“And in the early season, people may not be thinking that way, they're out hunting or maybe they are out skiing and snowboarding. So, we're just trying to get people thinking about avalanches and avalanche safety and in terms of where they're going, and what they're doing,” Pagnucco said.

Avalanche terrain refers to mountain areas with slopes of over 30 degrees. Its danger varies based many factors including weather, vegetation, snowpack, and temperature. Last year, Pagnucco said, the snowpack was unstable because of a weak bottom layer, a result of early snow followed by an extended dry period.

Avalanches that occur early in the season can cause more severe injuries, as there is less snow to cushion a fall. To avoid danger, be prepared and stay aware. Always travel with a partner and carry a beacon, shovel, and probe when in avalanche terrain. Pagnucco said there are many mountainous areas in Utah that are less risky for avalanches.

“Most of the time, there are plenty of places that you can go that are beautiful and safe. And you don't have to worry about avalanches, especially in our mountains, we have a lot of great terrain that's safe and enjoyable. It's just when you do get to these steeper areas, you have to increase your skill set, increase your awareness, increase your education to make sure that you can stay safe,” Pagnucco said.

Free, online programs are available through the Utah Avalanche Center to educate people about how to safely recreate outdoors. For more information, visit utahavalanchecenter.org.

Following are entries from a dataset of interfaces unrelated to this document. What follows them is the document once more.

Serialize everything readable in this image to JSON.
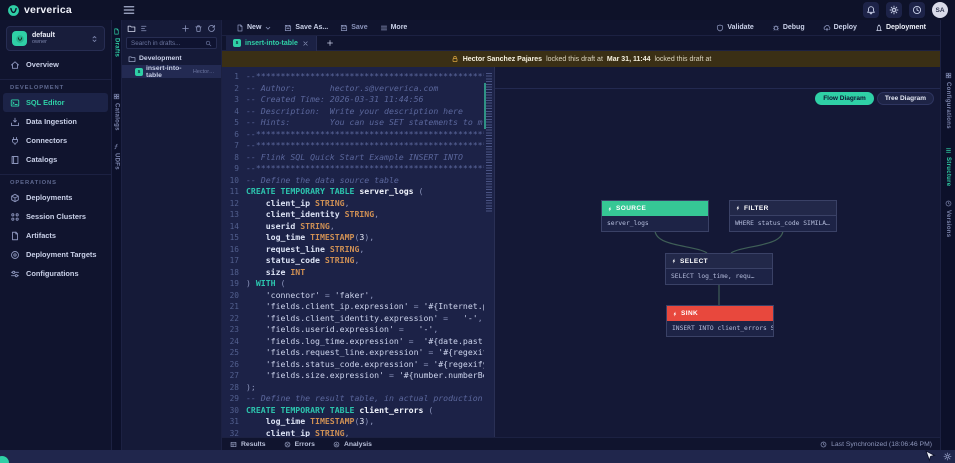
{
  "colors": {
    "accent_teal": "#2fd0a6",
    "source_green": "#36c795",
    "sink_red": "#e8483d",
    "lock_banner_bg": "#3a2f15",
    "editor_bg": "#1c2247",
    "panel_bg": "#10142e"
  },
  "topbar": {
    "brand": "ververica",
    "avatar": "SA"
  },
  "workspace": {
    "name": "default",
    "role": "owner"
  },
  "sidebar": {
    "sections": [
      {
        "label": "",
        "items": [
          {
            "icon": "home",
            "label": "Overview"
          }
        ]
      },
      {
        "label": "DEVELOPMENT",
        "items": [
          {
            "icon": "sql-editor",
            "label": "SQL Editor",
            "active": true
          },
          {
            "icon": "data-ingestion",
            "label": "Data Ingestion"
          },
          {
            "icon": "connectors",
            "label": "Connectors"
          },
          {
            "icon": "catalogs",
            "label": "Catalogs"
          }
        ]
      },
      {
        "label": "OPERATIONS",
        "items": [
          {
            "icon": "deployments",
            "label": "Deployments"
          },
          {
            "icon": "session-clusters",
            "label": "Session Clusters"
          },
          {
            "icon": "artifacts",
            "label": "Artifacts"
          },
          {
            "icon": "deployment-targets",
            "label": "Deployment Targets"
          },
          {
            "icon": "configurations",
            "label": "Configurations"
          }
        ]
      }
    ]
  },
  "left_rail": [
    {
      "icon": "file",
      "label": "Drafts",
      "active": true
    },
    {
      "icon": "grid",
      "label": "Catalogs"
    },
    {
      "icon": "udf",
      "label": "UDFs"
    }
  ],
  "right_rail": [
    {
      "icon": "grid",
      "label": "Configurations"
    },
    {
      "icon": "structure",
      "label": "Structure",
      "active": true
    },
    {
      "icon": "history",
      "label": "Versions"
    }
  ],
  "drafts_panel": {
    "search_placeholder": "Search in drafts...",
    "folder": "Development",
    "draft": {
      "badge": "s",
      "name": "insert-into-table",
      "owner": "Hector S..."
    }
  },
  "toolbar": {
    "left": [
      {
        "icon": "file",
        "label": "New",
        "chevron": true
      },
      {
        "icon": "save",
        "label": "Save As..."
      },
      {
        "icon": "save",
        "label": "Save",
        "dim": true
      },
      {
        "icon": "more",
        "label": "More"
      }
    ],
    "right": [
      {
        "icon": "shield",
        "label": "Validate"
      },
      {
        "icon": "debug",
        "label": "Debug"
      },
      {
        "icon": "deploy",
        "label": "Deploy"
      },
      {
        "icon": "rocket",
        "label": "Deployment",
        "bright": true
      }
    ]
  },
  "tab": {
    "label": "insert-into-table"
  },
  "lock_banner": {
    "user": "Hector Sanchez Pajares",
    "mid": "locked this draft at",
    "time": "Mar 31, 11:44",
    "tail": "locked this draft at"
  },
  "editor": {
    "lines": [
      [
        [
          "c",
          "--**************************************************"
        ]
      ],
      [
        [
          "c",
          "-- Author:       hector.s@ververica.com"
        ]
      ],
      [
        [
          "c",
          "-- Created Time: 2026-03-31 11:44:56"
        ]
      ],
      [
        [
          "c",
          "-- Description:  Write your description here"
        ]
      ],
      [
        [
          "c",
          "-- Hints:        You can use SET statements to m"
        ]
      ],
      [
        [
          "c",
          "--**************************************************"
        ]
      ],
      [
        [
          "c",
          "--**************************************************"
        ]
      ],
      [
        [
          "c",
          "-- Flink SQL Quick Start Example INSERT INTO"
        ]
      ],
      [
        [
          "c",
          "--**************************************************"
        ]
      ],
      [
        [
          "c",
          "-- Define the data source table"
        ]
      ],
      [
        [
          "k",
          "CREATE TEMPORARY TABLE"
        ],
        [
          "b",
          " server_logs"
        ],
        [
          "o",
          " ("
        ]
      ],
      [
        [
          "i",
          "    client_ip "
        ],
        [
          "t",
          "STRING"
        ],
        [
          "o",
          ","
        ]
      ],
      [
        [
          "i",
          "    client_identity "
        ],
        [
          "t",
          "STRING"
        ],
        [
          "o",
          ","
        ]
      ],
      [
        [
          "i",
          "    userid "
        ],
        [
          "t",
          "STRING"
        ],
        [
          "o",
          ","
        ]
      ],
      [
        [
          "i",
          "    log_time "
        ],
        [
          "t",
          "TIMESTAMP"
        ],
        [
          "o",
          "("
        ],
        [
          "n",
          "3"
        ],
        [
          "o",
          "),"
        ]
      ],
      [
        [
          "i",
          "    request_line "
        ],
        [
          "t",
          "STRING"
        ],
        [
          "o",
          ","
        ]
      ],
      [
        [
          "i",
          "    status_code "
        ],
        [
          "t",
          "STRING"
        ],
        [
          "o",
          ","
        ]
      ],
      [
        [
          "i",
          "    size "
        ],
        [
          "t",
          "INT"
        ]
      ],
      [
        [
          "o",
          ") "
        ],
        [
          "k",
          "WITH"
        ],
        [
          "o",
          " ("
        ]
      ],
      [
        [
          "s",
          "    'connector'"
        ],
        [
          "o",
          " = "
        ],
        [
          "s",
          "'faker'"
        ],
        [
          "o",
          ","
        ]
      ],
      [
        [
          "s",
          "    'fields.client_ip.expression'"
        ],
        [
          "o",
          " = "
        ],
        [
          "s",
          "'#{Internet.pu"
        ]
      ],
      [
        [
          "s",
          "    'fields.client_identity.expression'"
        ],
        [
          "o",
          " =   "
        ],
        [
          "s",
          "'-'"
        ],
        [
          "o",
          ","
        ]
      ],
      [
        [
          "s",
          "    'fields.userid.expression'"
        ],
        [
          "o",
          " =   "
        ],
        [
          "s",
          "'-'"
        ],
        [
          "o",
          ","
        ]
      ],
      [
        [
          "s",
          "    'fields.log_time.expression'"
        ],
        [
          "o",
          " =  "
        ],
        [
          "s",
          "'#{date.past '"
        ]
      ],
      [
        [
          "s",
          "    'fields.request_line.expression'"
        ],
        [
          "o",
          " = "
        ],
        [
          "s",
          "'#{regexify"
        ]
      ],
      [
        [
          "s",
          "    'fields.status_code.expression'"
        ],
        [
          "o",
          " = "
        ],
        [
          "s",
          "'#{regexify"
        ]
      ],
      [
        [
          "s",
          "    'fields.size.expression'"
        ],
        [
          "o",
          " = "
        ],
        [
          "s",
          "'#{number.numberBet"
        ]
      ],
      [
        [
          "o",
          ");"
        ]
      ],
      [
        [
          "c",
          "-- Define the result table, in actual production w"
        ]
      ],
      [
        [
          "k",
          "CREATE TEMPORARY TABLE"
        ],
        [
          "b",
          " client_errors"
        ],
        [
          "o",
          " ("
        ]
      ],
      [
        [
          "i",
          "    log_time "
        ],
        [
          "t",
          "TIMESTAMP"
        ],
        [
          "o",
          "("
        ],
        [
          "n",
          "3"
        ],
        [
          "o",
          "),"
        ]
      ],
      [
        [
          "i",
          "    client_ip "
        ],
        [
          "t",
          "STRING"
        ],
        [
          "o",
          ","
        ]
      ]
    ]
  },
  "diagram": {
    "toggles": [
      {
        "label": "Flow Diagram",
        "active": true
      },
      {
        "label": "Tree Diagram",
        "active": false
      }
    ],
    "nodes": [
      {
        "kind": "source",
        "title": "SOURCE",
        "body": "server_logs"
      },
      {
        "kind": "filter",
        "title": "FILTER",
        "body": "WHERE status_code SIMILA…"
      },
      {
        "kind": "select",
        "title": "SELECT",
        "body": "SELECT log_time, requ…"
      },
      {
        "kind": "sink",
        "title": "SINK",
        "body": "INSERT INTO client_errors S…"
      }
    ]
  },
  "status_bar": {
    "tabs": [
      {
        "icon": "results",
        "label": "Results"
      },
      {
        "icon": "errors",
        "label": "Errors"
      },
      {
        "icon": "analysis",
        "label": "Analysis"
      }
    ],
    "sync": "Last Synchronized  (18:06:46 PM)"
  }
}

Caroline Long is a science reporter at UPR. She is curious about the natural world and passionate about communicating her findings with others. As a PhD student in Biology at Utah State University, she spends most of her time in the lab or at the coyote facility, studying social behavior. In her free time, she enjoys making art, listening to music, and hiking.